Given Ukraine’s and Russia’s close ties during the Soviet era, it’s no surprise that the two nations use much of the same equipment — Western support notwithstanding.
But a relative oddity has shown up on the Ukrainian battlefield on both sides: the 46-ton Czech VT-72B Armored Recovery Vehicle (ARV).
Built on the Russian T-72 tank chassis, the VT-72B was manufactured by former Czechoslovakia in 1989 and delivered to the Czechoslovak People’s Army and other Warsaw Pact members.
Production quickly ended just a few years later when the Soviet Union collapsed in 1991 making these ARVs quite rare.
East Germany and India both ended up with a handful of the ARVs, as well as the Czech Republic and Slovakia.
And apparently, both Ukraine and Russia got their hands on some also because the ARV has now appeared in Ukraine.
Ukraine likely received theirs directly from the Czech Republic sometime after 2014. As for Russia, their VT-72B’s are a little more of a mystery. According to Ukraine War analyst David Axe, it wasn’t widely known that the Russian army had VT-72Bs until one of the aging ARVs appeared alongside some other old combat vehicles on a Russian train, bound for Ukraine, in a video that circulated online on Wednesday.
Russia has lost nearly 300 engineering vehicles since the war began; perhaps that’s why they are resorting to this rare oddity.
One of the common themes in the Ukraine War is the wholesale destruction of Russian armor, and more recently Western armor as Ukraine continues its counteroffensive.
Once a tank is disabled on the battlefield, it needs to be removed and recovered if it’s to be repaired and sent back to the fight.
The ARV is custom-made to do just that.
It has a 19-ton crane and a bull-dozer-style blade that can help recover and tow disabled armor similar to the German Bergepanzer, British Challenger ARV, or the American M-88 ARV.
In this video, an American M88 recovery vehicle tries to tow an Abrams tank until the chain snaps and sends the Abrams rolling uncontrollably down a hill.
Indeed, Ukrainian Bergepanzers have been instrumental in recovering more than two dozen of Ukraine’s best vehicles that were abandoned when Ukraine’s 47th Brigade tried to cross a Russian minefield in southern Ukraine’s Zaporizhzhia Oblast on June 8.
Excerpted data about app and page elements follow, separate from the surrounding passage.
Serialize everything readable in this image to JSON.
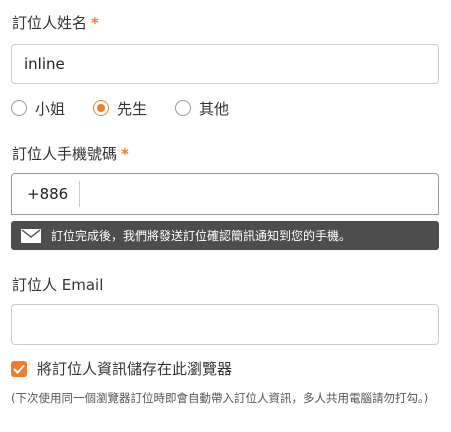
{
  "colors": {
    "accent": "#f07c2f",
    "hint_bg": "#4d4d4d",
    "border": "#cccccc"
  },
  "name_field": {
    "label": "訂位人姓名",
    "required_mark": "*",
    "value": "inline"
  },
  "title_options": [
    {
      "label": "小姐",
      "selected": false
    },
    {
      "label": "先生",
      "selected": true
    },
    {
      "label": "其他",
      "selected": false
    }
  ],
  "phone_field": {
    "label": "訂位人手機號碼",
    "required_mark": "*",
    "country_code": "+886",
    "value": ""
  },
  "sms_hint": {
    "icon": "mail-icon",
    "text": "訂位完成後，我們將發送訂位確認簡訊通知到您的手機。"
  },
  "email_field": {
    "label": "訂位人 Email",
    "value": ""
  },
  "save_info": {
    "checked": true,
    "label": "將訂位人資訊儲存在此瀏覽器",
    "note": "(下次使用同一個瀏覽器訂位時即會自動帶入訂位人資訊，多人共用電腦請勿打勾。)"
  }
}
Now, you can own your very own VT-72B through Prague-based Mortar Investments — a licensed international dealer of military equipment that specializes in selling tanks.
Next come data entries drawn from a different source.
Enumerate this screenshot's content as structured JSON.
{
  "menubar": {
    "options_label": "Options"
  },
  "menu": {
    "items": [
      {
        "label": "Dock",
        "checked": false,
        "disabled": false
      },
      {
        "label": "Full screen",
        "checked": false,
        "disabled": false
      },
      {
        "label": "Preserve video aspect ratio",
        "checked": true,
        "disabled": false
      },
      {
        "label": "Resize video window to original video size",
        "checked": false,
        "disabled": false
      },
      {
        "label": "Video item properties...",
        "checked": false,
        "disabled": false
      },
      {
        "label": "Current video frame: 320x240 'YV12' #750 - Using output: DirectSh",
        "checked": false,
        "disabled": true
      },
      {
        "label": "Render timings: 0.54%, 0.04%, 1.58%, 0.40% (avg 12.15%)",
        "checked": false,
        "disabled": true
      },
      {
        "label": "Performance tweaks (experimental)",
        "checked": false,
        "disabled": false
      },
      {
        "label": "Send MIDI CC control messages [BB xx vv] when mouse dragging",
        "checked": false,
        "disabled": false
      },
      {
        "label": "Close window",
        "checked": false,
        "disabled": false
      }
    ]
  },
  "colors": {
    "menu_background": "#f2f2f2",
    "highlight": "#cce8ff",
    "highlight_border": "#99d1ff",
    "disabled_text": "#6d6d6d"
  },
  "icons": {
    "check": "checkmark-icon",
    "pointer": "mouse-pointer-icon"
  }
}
They also sell Russian military aircraft like the MiG-21 and Mil Mi-2 (and ship to the U.S. and Canada).
The description on the VT-72B listing reads:
“Recovery tank from the Czech Republic Army stock, nice condition, minimally used, fully functional. Spare parts for this item are available. Please contact us.”
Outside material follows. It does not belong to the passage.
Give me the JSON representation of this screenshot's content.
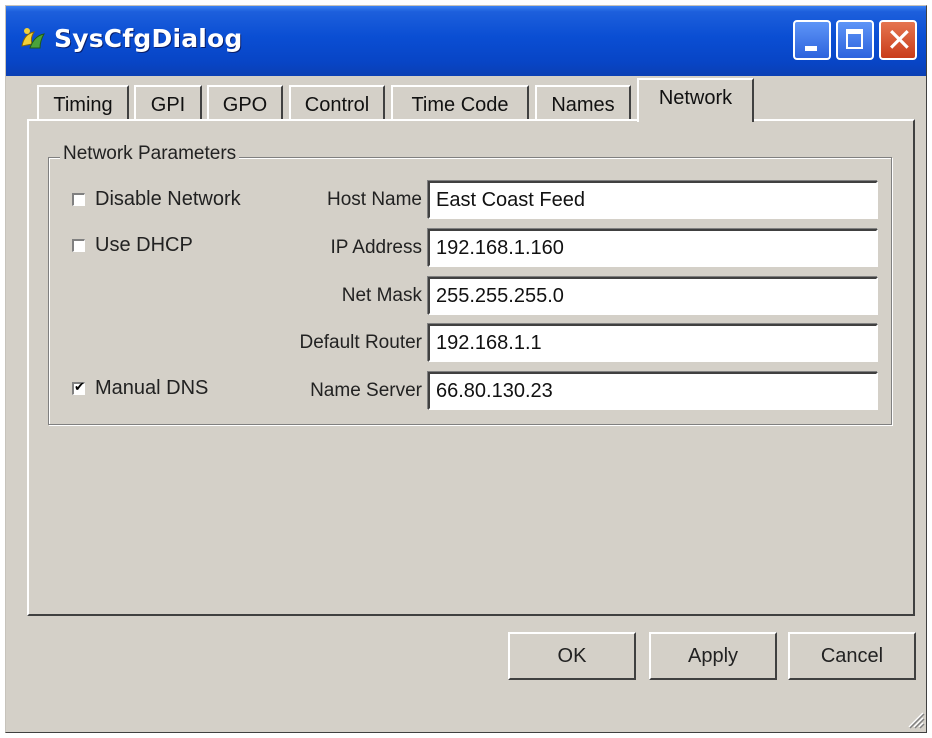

Unfortunately, you must call for the price, but I suspect it’s expensive given how rare these ARVs are.
I would imagine that Mortar Investments, and other European used-weapons dealers, are supplying spare parts for many of Ukraine’s older, eclectic military vehicles.
Ukraine is the only place in the world at the moment where you can see a modern, third-generation German main battle tank like the Leopard II fighting alongside an obscure, extremely rare VT-72B from the Czechoslovak People’s Army.